Task to complete =>
Please report the number of lines in the entries below that contain "full", with nothing added.

Entries supplied =>
----
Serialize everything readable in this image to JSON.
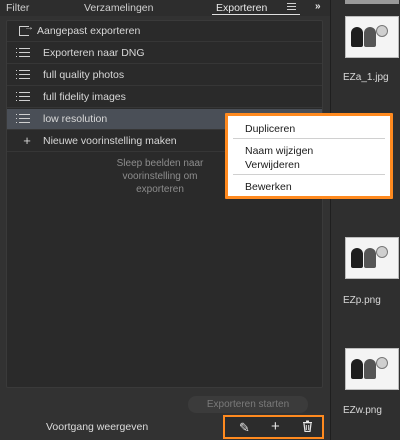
{
  "tabs": {
    "filter": "Filter",
    "collections": "Verzamelingen",
    "export": "Exporteren",
    "expand": "»"
  },
  "presets": [
    {
      "label": "Aangepast exporteren",
      "icon": "export-icon"
    },
    {
      "label": "Exporteren naar DNG",
      "icon": "list-icon"
    },
    {
      "label": "full quality photos",
      "icon": "list-icon"
    },
    {
      "label": "full fidelity images",
      "icon": "list-icon"
    },
    {
      "label": "low resolution",
      "icon": "list-icon",
      "selected": true
    },
    {
      "label": "Nieuwe voorinstelling maken",
      "icon": "plus-icon"
    }
  ],
  "hint": {
    "line1": "Sleep beelden naar",
    "line2": "voorinstelling om",
    "line3": "exporteren"
  },
  "context_menu": {
    "duplicate": "Dupliceren",
    "rename": "Naam wijzigen",
    "delete": "Verwijderen",
    "edit": "Bewerken"
  },
  "footer": {
    "export_start": "Exporteren starten",
    "show_progress": "Voortgang weergeven"
  },
  "thumbnails": [
    {
      "name": "EZa_1.jpg"
    },
    {
      "name": "EZp.png"
    },
    {
      "name": "EZw.png"
    }
  ],
  "colors": {
    "highlight": "#ff8a1f",
    "selected_row": "#4a4f57",
    "panel": "#323232"
  }
}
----
Exercise result =>
2